“When he used to fly fixed-wing I worried, but he always used to say, ‘what’s going to happen with an airship’?”
Mr Nerandzic was returning three passengers to Reichelsheim Airfield, in Oberursel, on Sunday evening when he got into difficulty.
He was flying the Spirit of Safety I, one of two airships leased by Goodyear from Lightship Europe for marketing flights throughout Europe between March until October.
On board were two news crew from RTL television and Joachim Storch, a photographer from Germany’s Bild newspaper.
Mr Storch reported smelling petrol and seeing flames coming from the back of the Gondola, where the engines are positioned.
The airship came about 2m above the ground and the passengers jumped off at Mr Nerandzic’s encouragement.
The Mercury understands eight members of the ground crew were waiting with ballast bags to weigh the craft to the ground, but they were too far away.
Mr Storch reported looking on from the runway as the blimp went up again.
“I heard the screams of the pilot – it was terrible,” he said.
The airship reached a height of about 50m before it came down in a black column of smoke witnessed 20km away.
According to the Goodyear website, the Spirit of Safety airships were specially built by American Blimp Corporation to a length of 39m – about 20m shorter than models operating in the United States and with engines less than half as powerful.
Unlike the German zeppelins of 50 years ago, the Goodyear blimps are filled with non-flammable helium. A statement issued by The Lightship Group said the identical craft had been grounded “until further notice”.
“First and foremost, our thoughts are with the family and friends of the crew members, and also with our colleagues and the passengers involved with the airship tour in Germany,” the statement continued.
Mr Nerandzic was The Lightship Group’s director of operations in Europe, Asia and Australia until April 2009.
In an interview with The Australian newspaper in 2001 he spoke about his passion for airships and the “lifestyle I love”.
“I couldn’t see myself doing anything else. I’ve just loved every day,” he said.
- Goodyear Blimp Home Page
- Wikipedia: Goodyear Blimp
- Facebook: Goodyear Blimp
- Jalopnik: Goodyear blimp in fiery crash, pilot dies saving three (Video)
- Airships.net: Goodyear blimp crash in Germany

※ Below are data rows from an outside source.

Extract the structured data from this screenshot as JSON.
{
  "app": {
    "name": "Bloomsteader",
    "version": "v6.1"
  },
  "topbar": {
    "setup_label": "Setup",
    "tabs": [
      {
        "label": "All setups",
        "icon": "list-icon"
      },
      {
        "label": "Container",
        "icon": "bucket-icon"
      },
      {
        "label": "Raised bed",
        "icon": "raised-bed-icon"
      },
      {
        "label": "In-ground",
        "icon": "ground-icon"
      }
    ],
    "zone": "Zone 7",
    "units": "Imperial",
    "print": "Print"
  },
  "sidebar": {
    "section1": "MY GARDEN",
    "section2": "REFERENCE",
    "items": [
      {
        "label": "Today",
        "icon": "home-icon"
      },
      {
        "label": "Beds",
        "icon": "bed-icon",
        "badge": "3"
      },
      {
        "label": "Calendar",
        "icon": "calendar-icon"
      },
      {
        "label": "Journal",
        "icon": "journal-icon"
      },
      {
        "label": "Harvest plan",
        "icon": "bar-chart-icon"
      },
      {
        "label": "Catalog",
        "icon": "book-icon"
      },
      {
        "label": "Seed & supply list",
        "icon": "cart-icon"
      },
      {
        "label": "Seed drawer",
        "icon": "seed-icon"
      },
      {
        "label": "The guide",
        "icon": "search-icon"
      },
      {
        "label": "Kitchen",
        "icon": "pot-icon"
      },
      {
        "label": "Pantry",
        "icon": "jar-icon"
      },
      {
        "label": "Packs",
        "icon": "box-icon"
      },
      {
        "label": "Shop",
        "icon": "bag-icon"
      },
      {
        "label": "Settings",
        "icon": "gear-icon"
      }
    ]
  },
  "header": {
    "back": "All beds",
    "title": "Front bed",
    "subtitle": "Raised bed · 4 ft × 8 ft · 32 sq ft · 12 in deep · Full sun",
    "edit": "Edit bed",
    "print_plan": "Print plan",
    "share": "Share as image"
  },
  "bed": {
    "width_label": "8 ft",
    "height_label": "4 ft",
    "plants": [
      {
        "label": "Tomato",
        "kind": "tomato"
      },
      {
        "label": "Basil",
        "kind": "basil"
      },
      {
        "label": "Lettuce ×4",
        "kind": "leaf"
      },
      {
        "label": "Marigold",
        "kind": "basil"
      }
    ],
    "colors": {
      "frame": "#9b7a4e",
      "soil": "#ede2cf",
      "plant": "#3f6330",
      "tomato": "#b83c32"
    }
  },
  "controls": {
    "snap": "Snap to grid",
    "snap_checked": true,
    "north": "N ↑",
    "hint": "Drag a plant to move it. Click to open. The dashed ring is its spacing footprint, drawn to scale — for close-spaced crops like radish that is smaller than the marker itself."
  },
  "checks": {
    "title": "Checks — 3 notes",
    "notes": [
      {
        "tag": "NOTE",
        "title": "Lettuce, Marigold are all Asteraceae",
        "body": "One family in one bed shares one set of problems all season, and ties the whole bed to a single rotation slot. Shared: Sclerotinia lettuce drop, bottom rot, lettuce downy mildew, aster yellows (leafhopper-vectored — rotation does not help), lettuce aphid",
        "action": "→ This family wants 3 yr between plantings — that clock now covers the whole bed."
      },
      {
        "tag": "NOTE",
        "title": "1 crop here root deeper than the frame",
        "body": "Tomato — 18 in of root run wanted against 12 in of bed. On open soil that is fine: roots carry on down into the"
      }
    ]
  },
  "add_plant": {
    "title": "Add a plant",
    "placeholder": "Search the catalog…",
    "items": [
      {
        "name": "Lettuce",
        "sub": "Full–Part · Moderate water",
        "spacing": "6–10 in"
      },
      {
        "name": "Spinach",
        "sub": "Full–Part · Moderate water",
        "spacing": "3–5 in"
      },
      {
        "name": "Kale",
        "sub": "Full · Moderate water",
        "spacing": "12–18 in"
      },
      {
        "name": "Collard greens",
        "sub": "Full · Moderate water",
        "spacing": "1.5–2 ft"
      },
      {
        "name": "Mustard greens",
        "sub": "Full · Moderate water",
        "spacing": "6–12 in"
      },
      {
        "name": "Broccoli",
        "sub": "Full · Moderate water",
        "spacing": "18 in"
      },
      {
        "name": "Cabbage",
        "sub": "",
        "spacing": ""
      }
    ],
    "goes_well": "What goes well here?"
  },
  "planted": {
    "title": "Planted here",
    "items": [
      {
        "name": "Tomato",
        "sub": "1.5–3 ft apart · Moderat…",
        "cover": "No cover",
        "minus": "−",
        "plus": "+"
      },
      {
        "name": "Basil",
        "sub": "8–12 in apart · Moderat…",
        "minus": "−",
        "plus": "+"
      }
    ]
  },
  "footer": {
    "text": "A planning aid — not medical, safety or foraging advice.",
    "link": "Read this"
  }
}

- Dramatic (and Disturbing) Photos of the Goodyear Blimp Crash
- What’s on Ningbo: Oz pilot Michael Nerandzic dies after blimp exploded, 3 passengers survive
- Our Man Inside: Goodyear blimp crashes in Germany